RENEE MONTAGNE, host:
Over on the cable channel FX, the drama "Justified" begins its second season this week. It's about a U.S. Marshall based in Kentucky.
But critic Eric Deggans says it's not your usual cop drama. Thats because the lead character is part of an interesting trend on FX: smart and emotionally complex working-class heroes.
Mr. ERIC DEGGANS (TV-Media Critic, St. Petersburg Times): Heres a few things Raylan Givens definitely is not: Lazy, insecure, unsophisticated or stupid.
Givens is a modern-day U.S. marshal with the soul of a sheriff from the Old West; as streetwise and smart as you might imagine.
(Soundbite of TV series, "Justified")
Mr. TIMOTHY OLYPHANT (Actor): (as Raylan Givens) Whoa-okay, I'm just going to ask you one question. Do you know how a firearm works?
DEGGANS: Here, hes just doused an angry sex offender with gasoline, trying to convince him to put down his gun.
Mr. OLYPHANT: (as Raylan Givens) The key word in firearm is fire. When the pin hits the cap, it makes the charge explode - meaning there's a spark - which should be of some concern to a man soaked in gasoline. Can't we just try to end this without you trying to turn yourself into the human torch?
DEGGANS: Played by actor Timothy Olyphant, Raylan Givens is the opposite of the stereotypes were often fed about working-class men on television. In Givens world, catching the bad guys and winning shootouts is the easy part. Mastering his life and the unpredictable moves of those he loves most, thats what keeps him up at night. And hes not alone.

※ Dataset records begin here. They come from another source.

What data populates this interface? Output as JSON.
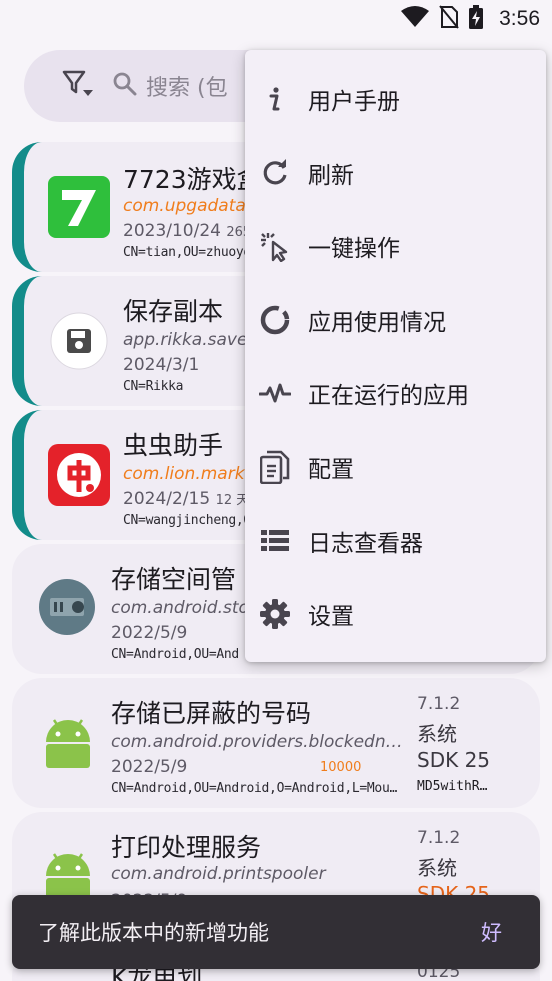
{
  "status_bar": {
    "time": "3:56"
  },
  "search": {
    "placeholder": "搜索 (包"
  },
  "apps": [
    {
      "name": "7723游戏盒",
      "package": "com.upgadata.u",
      "date": "2023/10/24",
      "date_extra": "265",
      "cert": "CN=tian,OU=zhuoyou"
    },
    {
      "name": "保存副本",
      "package": "app.rikka.savec",
      "date": "2024/3/1",
      "cert": "CN=Rikka"
    },
    {
      "name": "虫虫助手",
      "package": "com.lion.market",
      "date": "2024/2/15",
      "date_extra": "12 天",
      "cert": "CN=wangjincheng,OU"
    },
    {
      "name": "存储空间管",
      "package": "com.android.sto",
      "date": "2022/5/9",
      "cert": "CN=Android,OU=And"
    },
    {
      "name": "存储已屏蔽的号码",
      "package": "com.android.providers.blockedn…",
      "date": "2022/5/9",
      "uid": "10000",
      "cert": "CN=Android,OU=Android,O=Android,L=Mou…",
      "version": "7.1.2",
      "type": "系统",
      "sdk": "SDK 25",
      "sig": "MD5withR…"
    },
    {
      "name": "打印处理服务",
      "package": "com.android.printspooler",
      "date": "2022/5/9",
      "version": "7.1.2",
      "type": "系统",
      "sdk": "SDK 25"
    },
    {
      "name": "K龙电划",
      "side": "0125"
    }
  ],
  "menu": {
    "items": [
      {
        "label": "用户手册",
        "icon": "info-icon"
      },
      {
        "label": "刷新",
        "icon": "refresh-icon"
      },
      {
        "label": "一键操作",
        "icon": "tap-cursor-icon"
      },
      {
        "label": "应用使用情况",
        "icon": "usage-ring-icon"
      },
      {
        "label": "正在运行的应用",
        "icon": "pulse-icon"
      },
      {
        "label": "配置",
        "icon": "document-icon"
      },
      {
        "label": "日志查看器",
        "icon": "list-icon"
      },
      {
        "label": "设置",
        "icon": "gear-icon"
      }
    ]
  },
  "snackbar": {
    "message": "了解此版本中的新增功能",
    "action": "好"
  },
  "colors": {
    "accent": "#138c8a",
    "package_highlight": "#f07d1c",
    "snackbar_bg": "#322f35",
    "snackbar_action": "#cfbcff"
  }
}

Look across the wide range of dramas FX offers and you see lots of similar shades: the wisecracking, self destructive fireman Tommy Gavin in "Rescue Me;" the crafty, streetwise biker gang leader Jax Teller in "Sons of Anarchy;" and the overextended, desperate ex-heavyweight champ Patrick "Lights" Leary in "Lights Out."
(Soundbite of a TV series)

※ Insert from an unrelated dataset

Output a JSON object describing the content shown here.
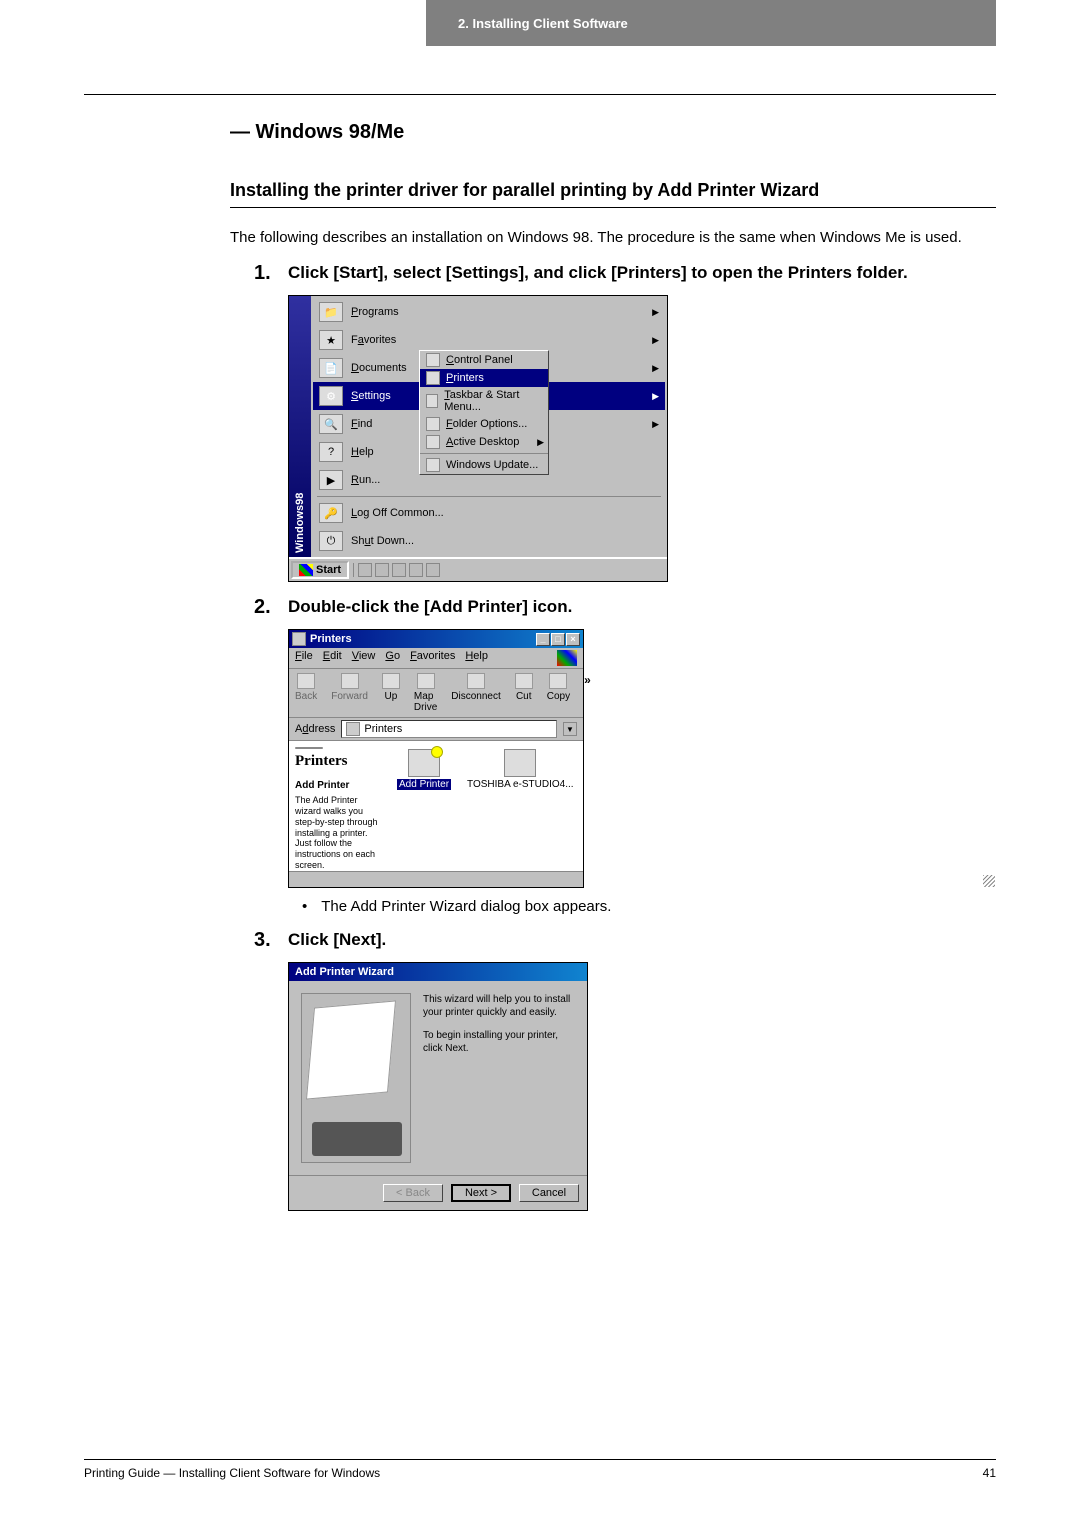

Unidentified Man #1: How far behind were we?
Unidentified Man #2: Margin of error.
Unidentified Man #1: I told Teresa we'd have the car back by tomorrow.
Unidentified Man #2: They're asking for the first two months, prepaid.

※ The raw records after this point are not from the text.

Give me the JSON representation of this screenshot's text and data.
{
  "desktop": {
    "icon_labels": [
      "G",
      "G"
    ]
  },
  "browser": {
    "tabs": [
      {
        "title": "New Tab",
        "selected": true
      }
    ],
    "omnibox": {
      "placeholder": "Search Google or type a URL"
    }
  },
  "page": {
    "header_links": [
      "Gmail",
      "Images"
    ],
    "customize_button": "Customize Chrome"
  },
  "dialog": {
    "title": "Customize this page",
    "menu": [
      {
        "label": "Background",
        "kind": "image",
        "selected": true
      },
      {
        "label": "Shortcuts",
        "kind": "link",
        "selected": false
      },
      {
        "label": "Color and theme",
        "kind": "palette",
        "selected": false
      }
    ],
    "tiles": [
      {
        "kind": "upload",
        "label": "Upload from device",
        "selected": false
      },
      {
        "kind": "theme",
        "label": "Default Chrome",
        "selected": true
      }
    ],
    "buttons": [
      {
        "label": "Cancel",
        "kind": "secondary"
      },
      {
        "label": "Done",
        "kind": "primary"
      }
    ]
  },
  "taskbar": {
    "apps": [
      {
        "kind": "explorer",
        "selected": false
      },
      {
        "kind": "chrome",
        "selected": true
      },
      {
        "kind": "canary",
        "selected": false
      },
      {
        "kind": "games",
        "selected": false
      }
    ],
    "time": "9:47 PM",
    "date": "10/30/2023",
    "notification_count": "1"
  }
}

Unidentified Man #1: What about the bingo money?
Unidentified Man #2: IRS garnished it.
Unidentified Man #1: What?
DEGGANS: Either by design or accident, FX has lined up a mighty array of working-class anti-heroes; seriously flawed fellows scuffling and scraping for a living, while trying to hold their families together against the longest odds you can imagine.
To insult such men, some might call them white trash. Elsewhere on TV, they're light-hearted buffoons like "Larry the Cable Guy" or that bickering father and son from "American Chopper." But on FX, they have emotional intelligence. They have depth. And they just happen to lead some of the best, most sophisticated dramas on television.
FX seems to be slyly re-writing the rules for white, working-class characters right before our eyes. And in exchange, we get some of the best, most exciting, unorthodox figures on series television. A pretty good bargain, if you ask me.
MONTAGNE: Eric Deggans is the TV and media critic for the St. Petersburg Times.
And this is MORNING EDITION from NPR News. Im Renee Montagne.
STEVE INSKEEP, host:
And Im Steve Inskeep.